“A breast mass is often not found by an exam. That is why mammography is very important in addition to what a woman may see or feel.” —Neelima Denduluri, MD, an oncologist at Virginia Cancer Specialists, with offices throughout Virginia.
Myth: Sugar can cause breast cancer
“The bottom line is sugar fuels all our cells, including cancer cells. So there’s nothing really specific about sugar directly causing breast cancer or if you already have breast cancer, sugar causing those cells to grow more or faster. But the issue is we eat a lot of sugar in this country and that is contributing to the overweight/obesity epidemic we’re seeing today, which does impact cancer risk.” —Colleen Doyle, MS, Boost breast health with these cancer-fighting foods.
Myth: Your bra can cause cancer
“This myth is primarily based on the notion that bras that are ill-fitting or tight-fitting or bras with an underwire decrease circulation of lymphatic fluid and may trap toxins in the breast tissue that can cause cancer. This correlation is false. Wearing an underwire bra does not increase your risk for breast cancer.” —Caroline Coombs-Skiles, MD, breast surgeon at the Austin Cancer Center in Texas.

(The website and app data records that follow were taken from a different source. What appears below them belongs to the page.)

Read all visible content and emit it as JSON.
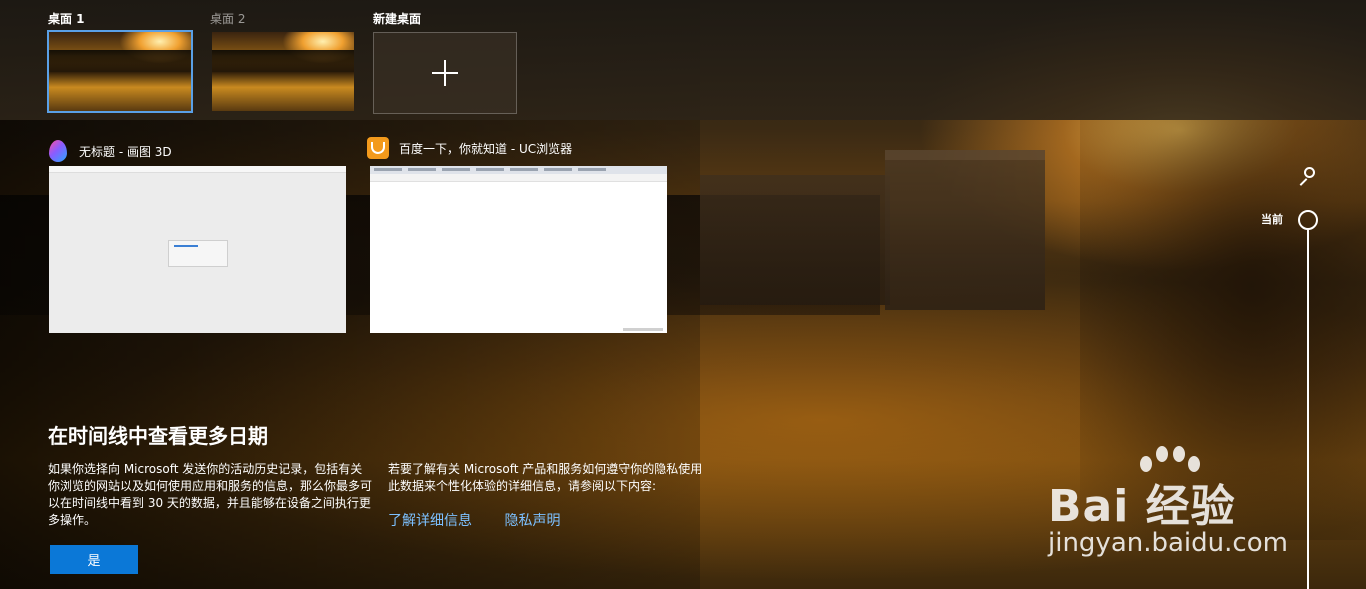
{
  "desktops": [
    {
      "label": "桌面 1",
      "active": true
    },
    {
      "label": "桌面 2",
      "active": false
    }
  ],
  "new_desktop": {
    "label": "新建桌面"
  },
  "windows": [
    {
      "title": "无标题 - 画图 3D",
      "icon": "paint-3d-icon"
    },
    {
      "title": "百度一下，你就知道 - UC浏览器",
      "icon": "uc-browser-icon"
    }
  ],
  "timeline": {
    "current_label": "当前"
  },
  "promo": {
    "title": "在时间线中查看更多日期",
    "left_text": "如果你选择向 Microsoft 发送你的活动历史记录，包括有关你浏览的网站以及如何使用应用和服务的信息，那么你最多可以在时间线中看到 30 天的数据，并且能够在设备之间执行更多操作。",
    "right_text": "若要了解有关 Microsoft 产品和服务如何遵守你的隐私使用此数据来个性化体验的详细信息，请参阅以下内容:",
    "link_details": "了解详细信息",
    "link_privacy": "隐私声明",
    "yes_button": "是"
  },
  "watermark": {
    "main": "Bai  经验",
    "sub": "jingyan.baidu.com"
  },
  "colors": {
    "accent": "#0b78d7",
    "link": "#7cc0ff",
    "active_outline": "#5aa0e6"
  }
}
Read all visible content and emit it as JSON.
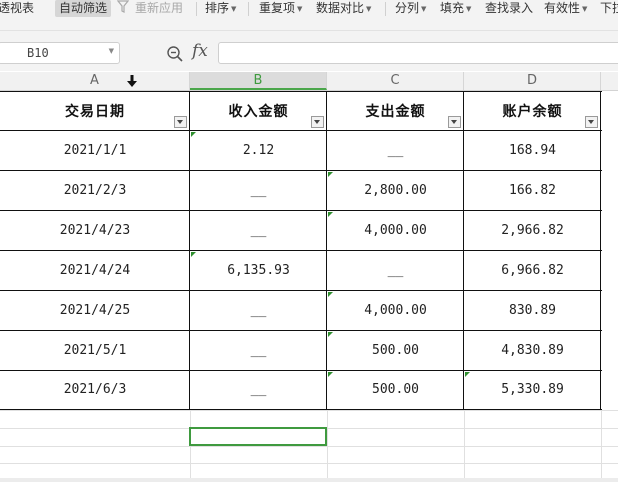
{
  "toolbar": {
    "items": [
      {
        "label": "透视表"
      },
      {
        "label": "自动筛选"
      },
      {
        "label": "重新应用"
      },
      {
        "label": "排序"
      },
      {
        "label": "重复项"
      },
      {
        "label": "数据对比"
      },
      {
        "label": "分列"
      },
      {
        "label": "填充"
      },
      {
        "label": "查找录入"
      },
      {
        "label": "有效性"
      },
      {
        "label": "下拉"
      }
    ]
  },
  "formula_bar": {
    "name_box": "B10",
    "fx_label": "fx",
    "formula": ""
  },
  "columns": [
    "A",
    "B",
    "C",
    "D"
  ],
  "selected_column": "B",
  "table": {
    "headers": [
      "交易日期",
      "收入金额",
      "支出金额",
      "账户余额"
    ],
    "rows": [
      [
        "2021/1/1",
        "2.12",
        "__",
        "168.94"
      ],
      [
        "2021/2/3",
        "__",
        "2,800.00",
        "166.82"
      ],
      [
        "2021/4/23",
        "__",
        "4,000.00",
        "2,966.82"
      ],
      [
        "2021/4/24",
        "6,135.93",
        "__",
        "6,966.82"
      ],
      [
        "2021/4/25",
        "__",
        "4,000.00",
        "830.89"
      ],
      [
        "2021/5/1",
        "__",
        "500.00",
        "4,830.89"
      ],
      [
        "2021/6/3",
        "__",
        "500.00",
        "5,330.89"
      ]
    ]
  },
  "colors": {
    "accent": "#3f9a3f",
    "toolbar_bg": "#f3f3f3",
    "text_marker": "#2f8f2f"
  }
}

Myth: A biopsy can spread cancer
“This has been studied extensively. There is no evidence that a biopsy can spread cancer cells. In fact, it is very important to start with a needle biopsy of a lump or mass to determine if a lump is cancerous. If a diagnosis of cancer is made, the tumor is removed surgically with a surrounding margin of normal tissue and lymph node sampling may be performed at the same time. Although many patients come in asking for a lump to be removed with surgery instead of a needle biopsy, in fact the needle biopsy is an essential guide for further treatment and helps to avoid multiple unnecessary trips to the operating room.” —Preya Ananthakrishnan, MD

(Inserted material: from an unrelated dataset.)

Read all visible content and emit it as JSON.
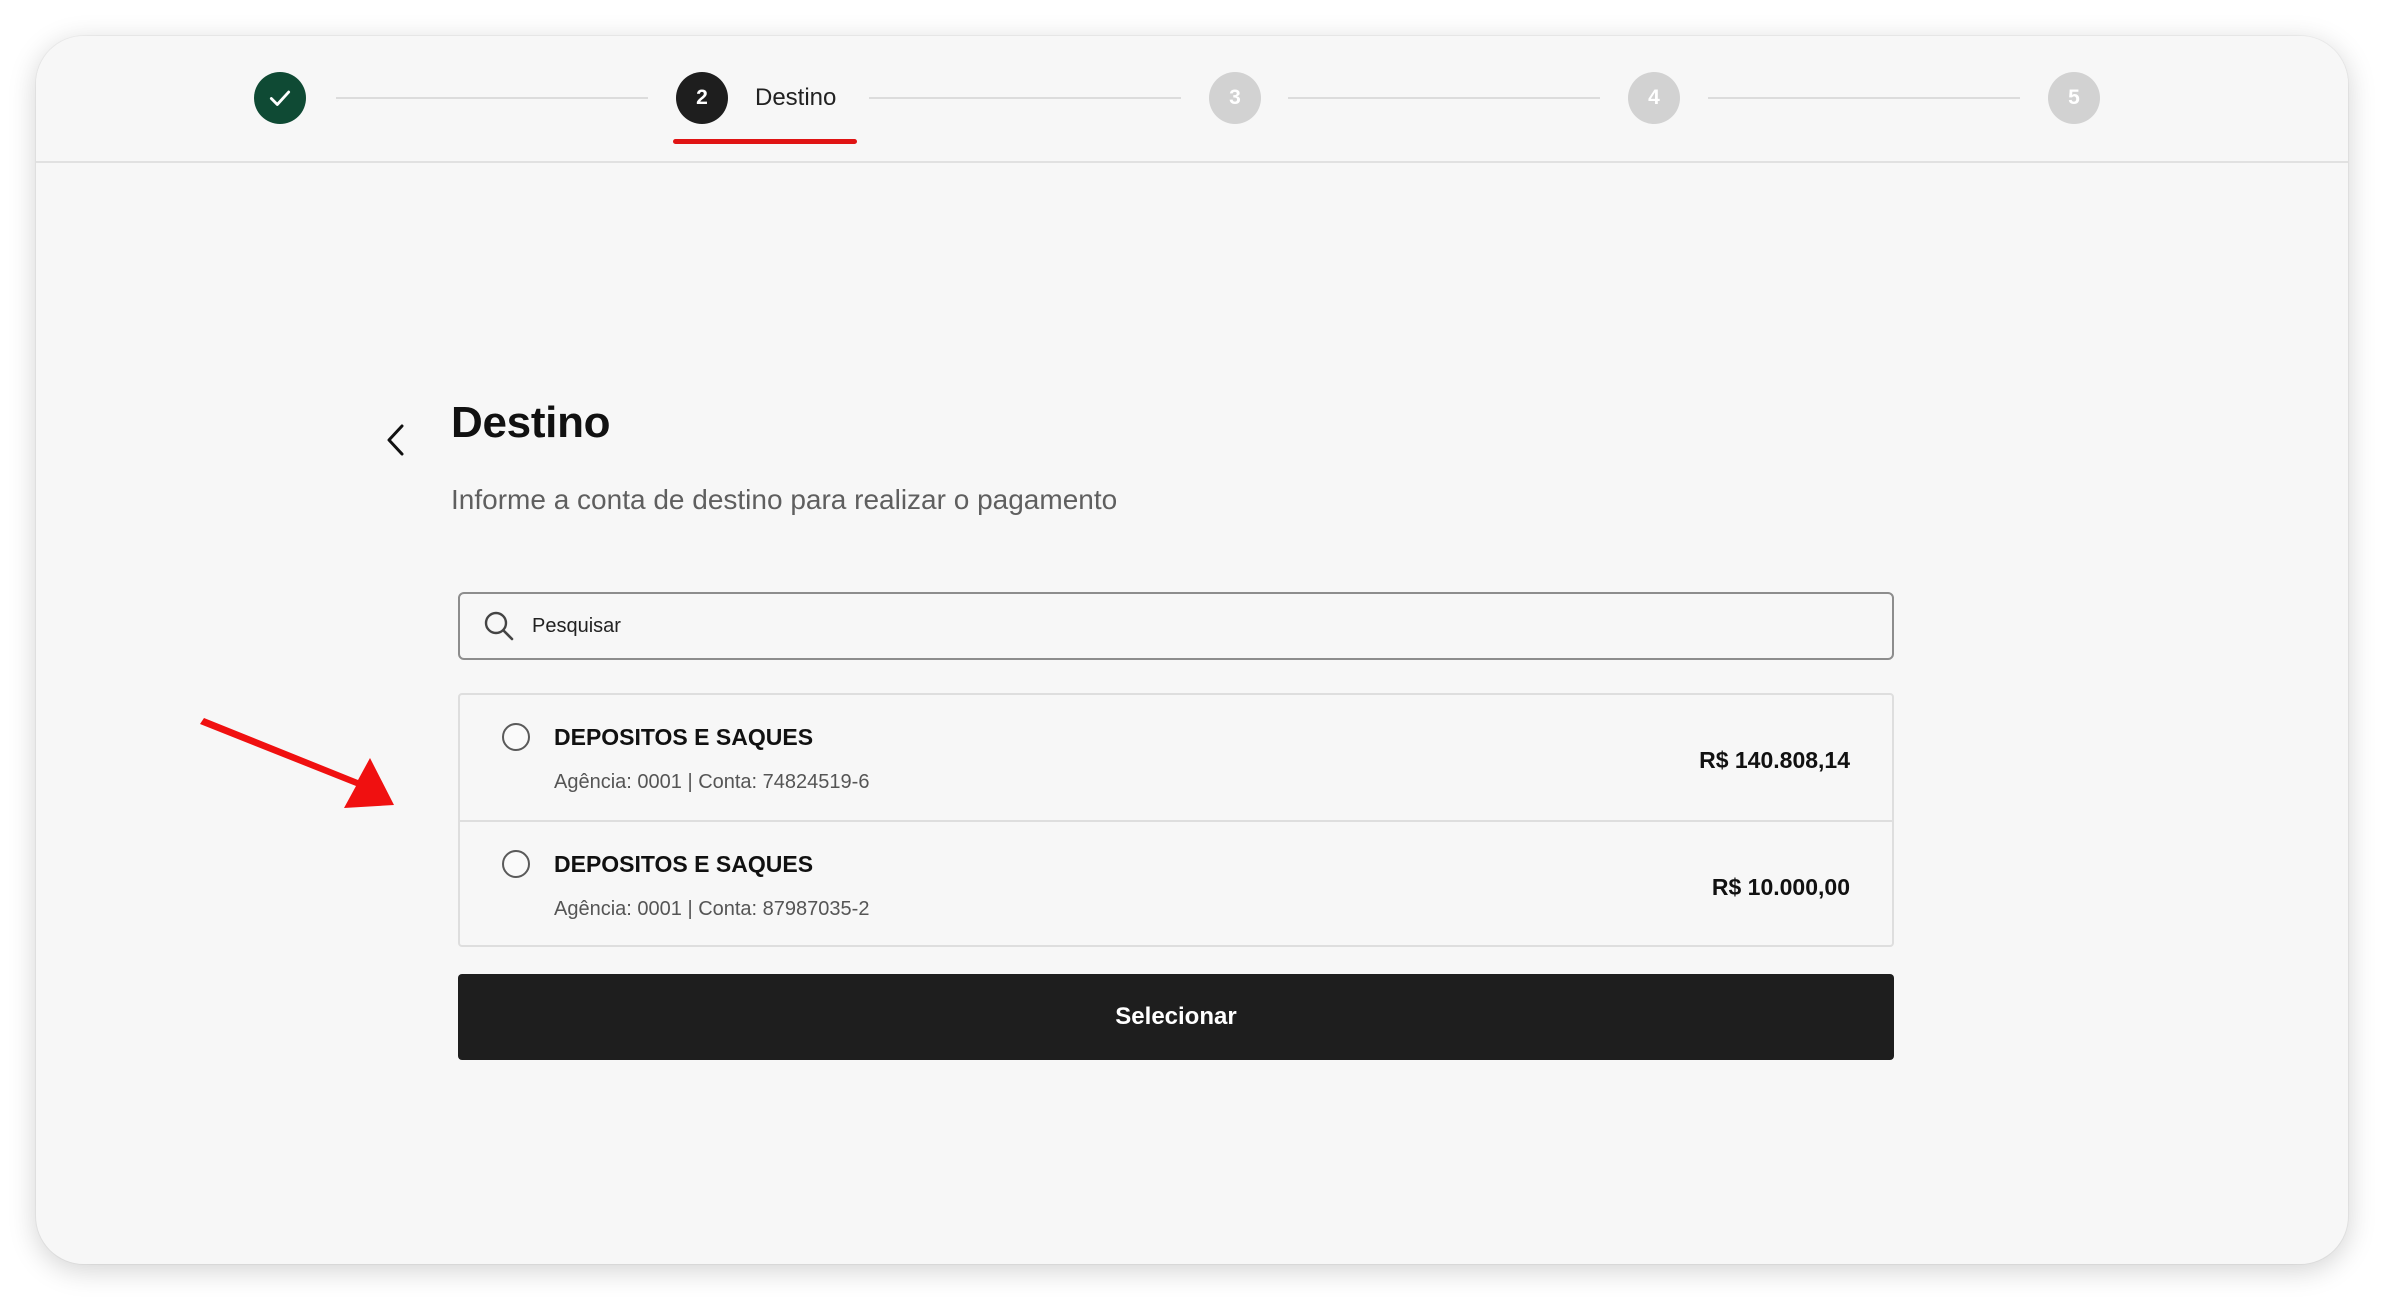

Myth: Dad’s breast cancer family history isn’t an issue
“Your father’s family history of breast cancer is just as important as your mother’s in understanding your risk. The medical history of women on your father’s side of the family impact your chances of getting breast cancer just as much as the family members on your mother’s side.” —Caroline Coombs-Skiles, MD
Myth: Weird nipples are always a cancer symptom
“You can’t tell someone has cancer just by looking at them. If your nipples have always been inverted, that is just how your breasts are shaped. However, if the nipples change suddenly, like invert or change color, that is a concern you should address with your doctor to rule out cancer. Hairy nipples on women have nothing to do with cancer and are totally normal.” —Neelima Denduluri, MD. Be aware of these breast cancer symptoms that aren’t lumps that every woman should know about.
Myth: It’s safe to delay chemo
“More and more women are delaying chemotherapy as a treatment for their breast cancer in order to try alternative therapies like supplements or diets first. This may not be a good idea. Timely initiation of breast cancer chemotherapy is associated with better breast cancer survival.” —Heather Greenlee, PhD, an assistant professor of epidemiology at Columbia University’s Mailman School of Public Health in New York City.
- Colleen Doyle, RD, director of active living for The American Cancer Society in Atlanta
- Elizabeth Chabner Thompson, MD, founder of Best Friends For Life (BFFL)-Co in Scarsdale, New York
- Sean Fischer, MD, medical oncologist at Providence Saint John's Health Center in Santa Monica
- Anton Bilchik, MD, chief of medicine and chief of gastrointestinal research at John Wayne Cancer Institute at Providence Saint John’s Health Center in Santa Monica, California
- Preya Ananthakrishnan, MD, director of breast surgery at White Plains Hospital in New York.
- Neelima Denduluri, MD, an oncologist at Virginia Cancer Specialists, with offices throughout Virginia
- Caroline Coombs-Skiles, MD, breast surgeon at the Austin Cancer Center in Texas
- Heather Greenlee, PhD, an assistant professor of epidemiology at Columbia University's Mailman School of Public Health in New York City